What is estrogen?
Estrogen is a group of hormones that play an important role in the normal sexual and reproductive development in women. They are also called sex hormones. The woman's ovaries produce most estrogen hormones, although the adrenal glands also produce small amounts of the hormones.
In addition to regulating the menstrual cycle, estrogen affects the reproductive tract, the urinary tract, the heart and blood vessels, bones, breasts, skin, hair, mucous membranes, pelvic muscles, and the brain. Secondary sexual characteristics, such as pubic and armpit hair, also begin to grow when estrogen levels rise. Many organ systems, including the musculoskeletal and cardiovascular systems, and the brain are affected by estrogen.

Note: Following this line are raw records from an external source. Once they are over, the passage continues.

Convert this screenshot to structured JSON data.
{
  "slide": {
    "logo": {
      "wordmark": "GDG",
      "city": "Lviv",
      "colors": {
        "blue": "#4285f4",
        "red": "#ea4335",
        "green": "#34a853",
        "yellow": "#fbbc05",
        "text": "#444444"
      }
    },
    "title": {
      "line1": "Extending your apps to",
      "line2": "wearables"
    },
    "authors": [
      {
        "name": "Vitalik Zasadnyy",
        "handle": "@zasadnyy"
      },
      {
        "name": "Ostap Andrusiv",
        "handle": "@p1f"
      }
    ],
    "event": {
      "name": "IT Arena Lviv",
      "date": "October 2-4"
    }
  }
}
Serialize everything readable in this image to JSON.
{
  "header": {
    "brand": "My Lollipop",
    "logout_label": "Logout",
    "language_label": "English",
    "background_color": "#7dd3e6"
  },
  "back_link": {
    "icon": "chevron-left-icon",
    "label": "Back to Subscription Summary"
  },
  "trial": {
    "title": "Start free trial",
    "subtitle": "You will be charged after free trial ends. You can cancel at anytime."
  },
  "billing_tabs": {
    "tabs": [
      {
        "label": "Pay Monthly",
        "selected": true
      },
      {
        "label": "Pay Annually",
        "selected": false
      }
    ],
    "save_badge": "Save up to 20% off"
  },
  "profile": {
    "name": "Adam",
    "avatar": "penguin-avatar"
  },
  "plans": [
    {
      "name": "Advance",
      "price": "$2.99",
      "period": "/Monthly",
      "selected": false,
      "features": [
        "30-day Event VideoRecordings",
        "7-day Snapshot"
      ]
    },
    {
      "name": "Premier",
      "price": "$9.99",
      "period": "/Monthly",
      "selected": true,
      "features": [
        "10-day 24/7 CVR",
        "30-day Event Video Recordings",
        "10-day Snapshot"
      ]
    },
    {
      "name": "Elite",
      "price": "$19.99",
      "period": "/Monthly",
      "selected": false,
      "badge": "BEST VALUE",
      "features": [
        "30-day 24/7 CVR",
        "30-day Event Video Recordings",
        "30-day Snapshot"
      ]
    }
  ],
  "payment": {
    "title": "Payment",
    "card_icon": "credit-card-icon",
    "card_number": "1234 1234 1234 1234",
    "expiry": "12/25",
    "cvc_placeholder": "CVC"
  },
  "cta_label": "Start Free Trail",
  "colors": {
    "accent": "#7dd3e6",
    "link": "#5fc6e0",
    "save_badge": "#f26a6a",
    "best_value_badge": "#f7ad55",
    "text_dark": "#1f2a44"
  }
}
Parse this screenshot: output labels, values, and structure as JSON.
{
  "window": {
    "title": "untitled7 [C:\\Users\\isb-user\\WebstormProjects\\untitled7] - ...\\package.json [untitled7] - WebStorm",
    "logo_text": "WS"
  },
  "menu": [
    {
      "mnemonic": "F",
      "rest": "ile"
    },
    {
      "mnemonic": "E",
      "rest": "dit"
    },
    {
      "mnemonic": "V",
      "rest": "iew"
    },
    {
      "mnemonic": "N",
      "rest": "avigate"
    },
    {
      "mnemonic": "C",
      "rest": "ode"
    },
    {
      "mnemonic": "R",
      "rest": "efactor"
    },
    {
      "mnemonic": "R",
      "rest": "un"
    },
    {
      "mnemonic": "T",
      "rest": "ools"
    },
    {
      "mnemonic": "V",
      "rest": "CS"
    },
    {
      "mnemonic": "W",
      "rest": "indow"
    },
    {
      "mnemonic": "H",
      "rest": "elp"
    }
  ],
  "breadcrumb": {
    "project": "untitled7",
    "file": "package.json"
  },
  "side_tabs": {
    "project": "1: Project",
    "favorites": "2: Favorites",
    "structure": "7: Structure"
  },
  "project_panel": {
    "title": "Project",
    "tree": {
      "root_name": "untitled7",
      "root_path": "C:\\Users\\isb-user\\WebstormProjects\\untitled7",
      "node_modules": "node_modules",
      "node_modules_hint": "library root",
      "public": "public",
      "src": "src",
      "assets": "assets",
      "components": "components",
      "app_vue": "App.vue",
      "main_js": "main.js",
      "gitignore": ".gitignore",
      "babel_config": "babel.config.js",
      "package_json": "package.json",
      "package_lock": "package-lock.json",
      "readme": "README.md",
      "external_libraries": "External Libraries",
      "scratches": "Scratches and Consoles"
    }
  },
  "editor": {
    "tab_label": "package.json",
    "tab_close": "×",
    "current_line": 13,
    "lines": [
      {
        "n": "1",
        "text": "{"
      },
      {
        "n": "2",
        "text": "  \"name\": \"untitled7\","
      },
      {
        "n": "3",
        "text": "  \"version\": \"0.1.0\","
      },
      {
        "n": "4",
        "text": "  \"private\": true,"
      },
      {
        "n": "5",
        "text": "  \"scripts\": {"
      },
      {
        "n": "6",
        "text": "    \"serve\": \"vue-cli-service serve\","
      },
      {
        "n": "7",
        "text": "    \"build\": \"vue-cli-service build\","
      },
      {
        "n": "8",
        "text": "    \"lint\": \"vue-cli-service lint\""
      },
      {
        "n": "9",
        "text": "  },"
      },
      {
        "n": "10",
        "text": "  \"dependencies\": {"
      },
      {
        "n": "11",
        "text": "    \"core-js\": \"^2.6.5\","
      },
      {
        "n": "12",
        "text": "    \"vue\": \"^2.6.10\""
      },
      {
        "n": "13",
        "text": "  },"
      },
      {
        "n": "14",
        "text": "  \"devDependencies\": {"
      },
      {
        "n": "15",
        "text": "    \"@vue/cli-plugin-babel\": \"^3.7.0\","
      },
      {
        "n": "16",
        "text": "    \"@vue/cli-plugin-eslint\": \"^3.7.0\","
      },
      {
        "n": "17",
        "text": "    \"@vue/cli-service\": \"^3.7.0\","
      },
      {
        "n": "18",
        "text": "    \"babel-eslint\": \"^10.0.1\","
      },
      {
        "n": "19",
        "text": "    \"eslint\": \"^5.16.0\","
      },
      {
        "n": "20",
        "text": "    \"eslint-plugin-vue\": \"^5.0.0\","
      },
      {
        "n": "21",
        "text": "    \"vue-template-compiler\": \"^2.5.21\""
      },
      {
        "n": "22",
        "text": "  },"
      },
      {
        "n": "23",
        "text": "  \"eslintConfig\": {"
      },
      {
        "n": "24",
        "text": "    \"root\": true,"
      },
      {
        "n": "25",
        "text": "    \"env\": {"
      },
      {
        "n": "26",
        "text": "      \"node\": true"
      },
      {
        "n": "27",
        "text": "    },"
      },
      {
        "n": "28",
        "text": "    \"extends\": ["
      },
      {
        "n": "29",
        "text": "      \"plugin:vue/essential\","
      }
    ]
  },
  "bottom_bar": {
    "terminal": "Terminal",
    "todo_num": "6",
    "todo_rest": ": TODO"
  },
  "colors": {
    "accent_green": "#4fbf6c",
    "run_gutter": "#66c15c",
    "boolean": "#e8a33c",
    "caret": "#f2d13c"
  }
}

Hormone replacement therapy update
To learn more about women's health, and specifically hormone replacement therapy, the National Heart, Lung, and Blood Institute of the National Institutes of Health (NIH) launched the Women's Health Initiative (WHI) in 1991. The hormone trial had two studies: the estrogen-plus-progestin (HRT) study of women with a uterus and the estrogen-alone (ERT) study of women without a uterus. Both studies were concluded early when the research showed that hormone replacement did not help prevent heart disease and it increased risk for some medical problems.
The FDA states that hormone therapy should not be taken to prevent heart disease.
These products are approved therapies for relief from moderate to severe hot flashes and symptoms of vulvar and vaginal atrophy. Although hormone therapy may be effective for the prevention of postmenopausal osteoporosis, it should only be considered for women at significant risk of osteoporosis who cannot take non-estrogen medications. The FDA recommends that hormone therapy be used at the lowest doses for the shortest duration needed to achieve treatment goals. Postmenopausal women who use or are considering using hormone therapy should discuss the possible benefits and risks to them with their health care provider.
The National Heart, Lung, and Blood Institute offers the following suggestions for women who are deciding whether or not to use postmenopausal hormone therapy:
Because the study involved healthy women, only a small number of them had either a negative or positive effect from estrogen plus progestin therapy. The percentages describe what would happen to a whole population—not to an individual woman. In the estrogen plus progestin therapy study the increase risk of breast cancer was eight additional cases for every 10,000 women over one year; there was a 24 percent increase overall.
The most important thing a woman can do in deciding to continue hormone replacement therapy is discuss the current research with her health care provider and health care team.
Women need to be aware that taking a combined progesterone and estrogen regimen or estrogen alone is no longer recommended to prevent heart disease. A woman should discuss other alternatives of protecting the heart with her health care provider.
Women should discuss with their health care providers the value of taking combined progesterone and estrogen replacement therapy or estrogen to prevent osteoporosis. There may be alternative treatments based on a woman's unique health profile.
Always consult your health care provider for more information.